Start of DATA LISTING
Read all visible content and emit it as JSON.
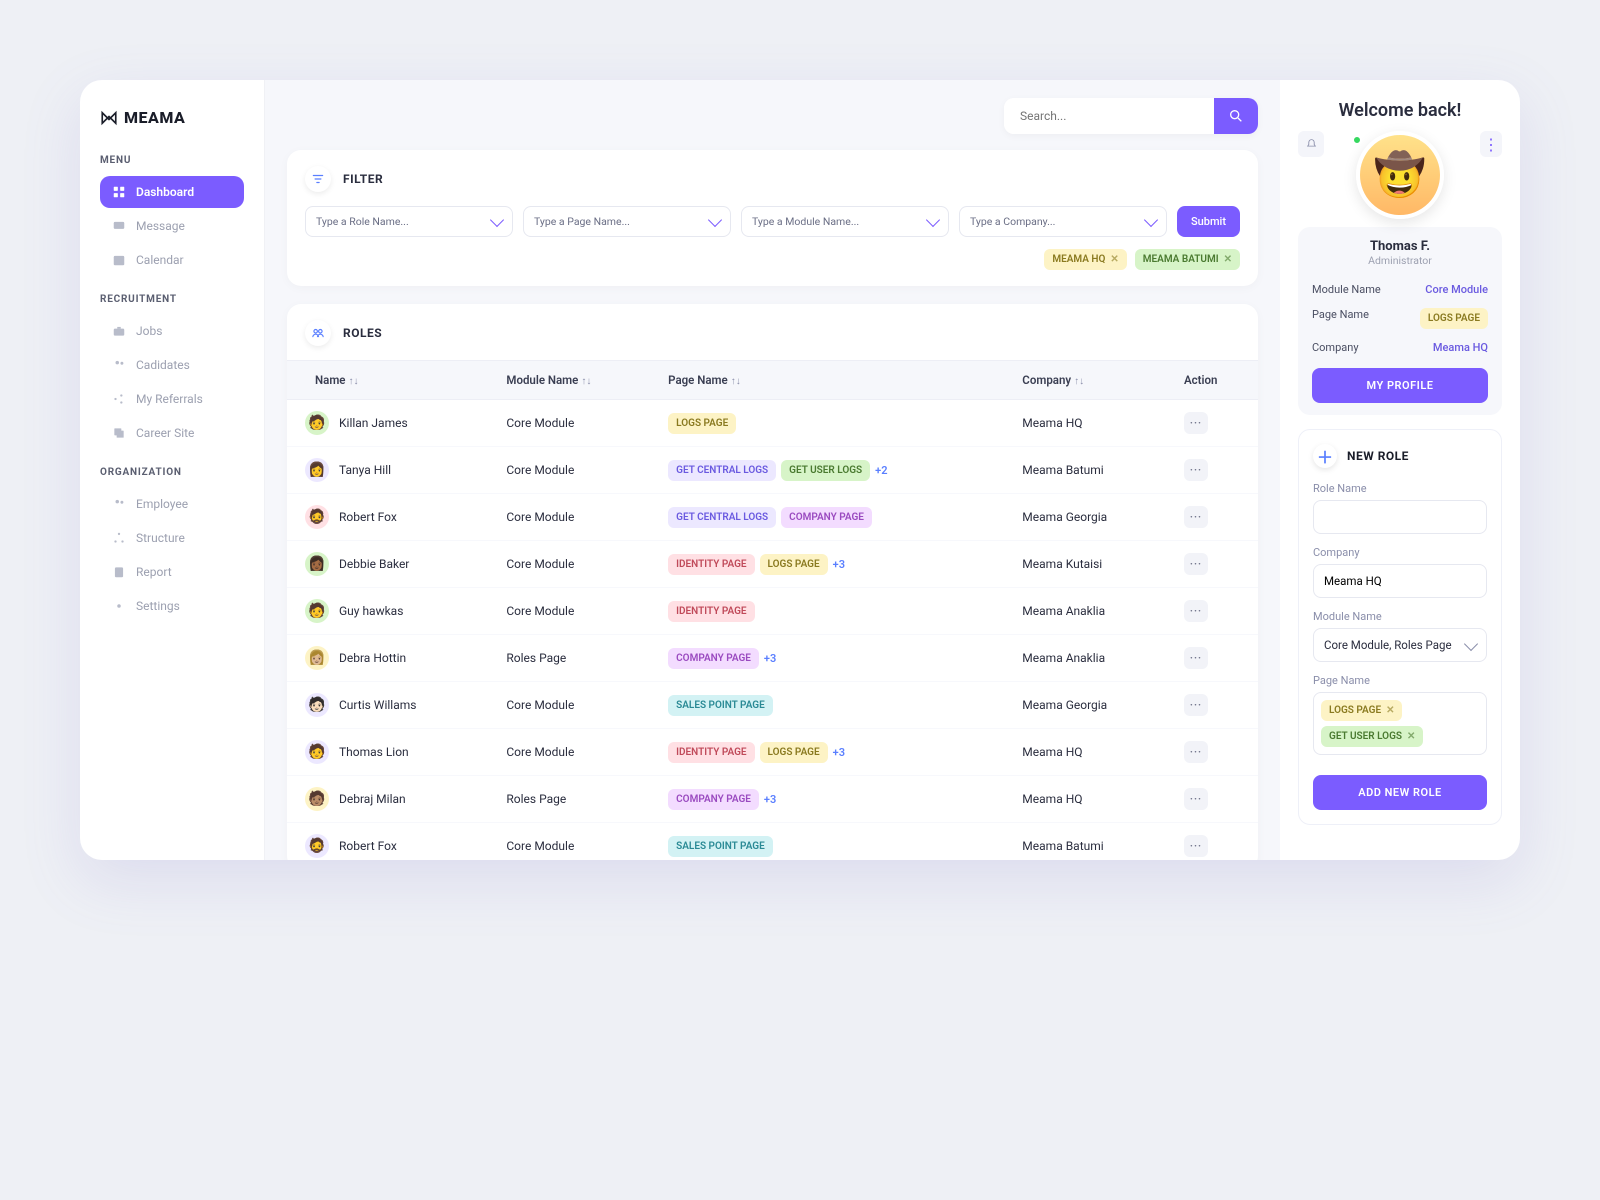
{
  "brand": "MEAMA",
  "search": {
    "placeholder": "Search..."
  },
  "sidebar": {
    "groups": [
      {
        "title": "MENU",
        "items": [
          {
            "label": "Dashboard",
            "active": true,
            "icon": "grid"
          },
          {
            "label": "Message",
            "icon": "message"
          },
          {
            "label": "Calendar",
            "icon": "calendar"
          }
        ]
      },
      {
        "title": "RECRUITMENT",
        "items": [
          {
            "label": "Jobs",
            "icon": "briefcase"
          },
          {
            "label": "Cadidates",
            "icon": "users"
          },
          {
            "label": "My Referrals",
            "icon": "share"
          },
          {
            "label": "Career Site",
            "icon": "copy"
          }
        ]
      },
      {
        "title": "ORGANIZATION",
        "items": [
          {
            "label": "Employee",
            "icon": "users"
          },
          {
            "label": "Structure",
            "icon": "tree"
          },
          {
            "label": "Report",
            "icon": "clipboard"
          },
          {
            "label": "Settings",
            "icon": "gear"
          }
        ]
      }
    ]
  },
  "filter": {
    "title": "FILTER",
    "role": "Type a Role Name...",
    "page": "Type a Page Name...",
    "module": "Type a Module Name...",
    "company": "Type a Company...",
    "submit": "Submit",
    "chips": [
      {
        "label": "MEAMA HQ",
        "cls": "yellow"
      },
      {
        "label": "MEAMA BATUMI",
        "cls": "green"
      }
    ]
  },
  "roles": {
    "title": "ROLES",
    "columns": {
      "name": "Name",
      "module": "Module Name",
      "page": "Page Name",
      "company": "Company",
      "action": "Action"
    },
    "rows": [
      {
        "name": "Killan James",
        "avbg": "#d7f4c8",
        "module": "Core Module",
        "pages": [
          {
            "l": "LOGS PAGE",
            "c": "yellow"
          }
        ],
        "more": "",
        "company": "Meama HQ"
      },
      {
        "name": "Tanya Hill",
        "avbg": "#ece8ff",
        "module": "Core Module",
        "pages": [
          {
            "l": "GET CENTRAL LOGS",
            "c": "lav"
          },
          {
            "l": "GET USER LOGS",
            "c": "green"
          }
        ],
        "more": "+2",
        "company": "Meama Batumi"
      },
      {
        "name": "Robert Fox",
        "avbg": "#ffe0e4",
        "module": "Core Module",
        "pages": [
          {
            "l": "GET CENTRAL LOGS",
            "c": "lav"
          },
          {
            "l": "COMPANY PAGE",
            "c": "mag"
          }
        ],
        "more": "",
        "company": "Meama Georgia"
      },
      {
        "name": "Debbie Baker",
        "avbg": "#d7f4c8",
        "module": "Core Module",
        "pages": [
          {
            "l": "IDENTITY PAGE",
            "c": "pink"
          },
          {
            "l": "LOGS PAGE",
            "c": "yellow"
          }
        ],
        "more": "+3",
        "company": "Meama Kutaisi"
      },
      {
        "name": "Guy hawkas",
        "avbg": "#d7f4c8",
        "module": "Core Module",
        "pages": [
          {
            "l": "IDENTITY PAGE",
            "c": "pink"
          }
        ],
        "more": "",
        "company": "Meama Anaklia"
      },
      {
        "name": "Debra Hottin",
        "avbg": "#fdf3c5",
        "module": "Roles Page",
        "pages": [
          {
            "l": "COMPANY PAGE",
            "c": "mag"
          }
        ],
        "more": "+3",
        "company": "Meama Anaklia"
      },
      {
        "name": "Curtis Willams",
        "avbg": "#ece8ff",
        "module": "Core Module",
        "pages": [
          {
            "l": "SALES POINT PAGE",
            "c": "teal"
          }
        ],
        "more": "",
        "company": "Meama Georgia"
      },
      {
        "name": "Thomas Lion",
        "avbg": "#ece8ff",
        "module": "Core Module",
        "pages": [
          {
            "l": "IDENTITY PAGE",
            "c": "pink"
          },
          {
            "l": "LOGS PAGE",
            "c": "yellow"
          }
        ],
        "more": "+3",
        "company": "Meama HQ"
      },
      {
        "name": "Debraj Milan",
        "avbg": "#fdf3c5",
        "module": "Roles Page",
        "pages": [
          {
            "l": "COMPANY PAGE",
            "c": "mag"
          }
        ],
        "more": "+3",
        "company": "Meama HQ"
      },
      {
        "name": "Robert Fox",
        "avbg": "#ece8ff",
        "module": "Core Module",
        "pages": [
          {
            "l": "SALES POINT PAGE",
            "c": "teal"
          }
        ],
        "more": "",
        "company": "Meama Batumi"
      }
    ]
  },
  "right": {
    "welcome": "Welcome back!",
    "user": {
      "name": "Thomas F.",
      "role": "Administrator"
    },
    "info": {
      "module": {
        "k": "Module Name",
        "v": "Core Module"
      },
      "page": {
        "k": "Page Name",
        "v": "LOGS PAGE"
      },
      "company": {
        "k": "Company",
        "v": "Meama HQ"
      }
    },
    "profile_btn": "MY PROFILE",
    "newrole": {
      "title": "NEW ROLE",
      "role_lbl": "Role Name",
      "company_lbl": "Company",
      "company_val": "Meama HQ",
      "module_lbl": "Module Name",
      "module_val": "Core Module, Roles Page",
      "page_lbl": "Page Name",
      "page_chips": [
        {
          "l": "LOGS PAGE",
          "c": "yellow"
        },
        {
          "l": "GET USER LOGS",
          "c": "green"
        }
      ],
      "submit": "ADD NEW ROLE"
    }
  }
}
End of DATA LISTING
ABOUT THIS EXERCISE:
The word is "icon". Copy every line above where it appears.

SOLUTION TO THIS EXERCISE:
            "icon": "grid"
            "icon": "message"
            "icon": "calendar"
            "icon": "briefcase"
            "icon": "users"
            "icon": "share"
            "icon": "copy"
            "icon": "users"
            "icon": "tree"
            "icon": "clipboard"
            "icon": "gear"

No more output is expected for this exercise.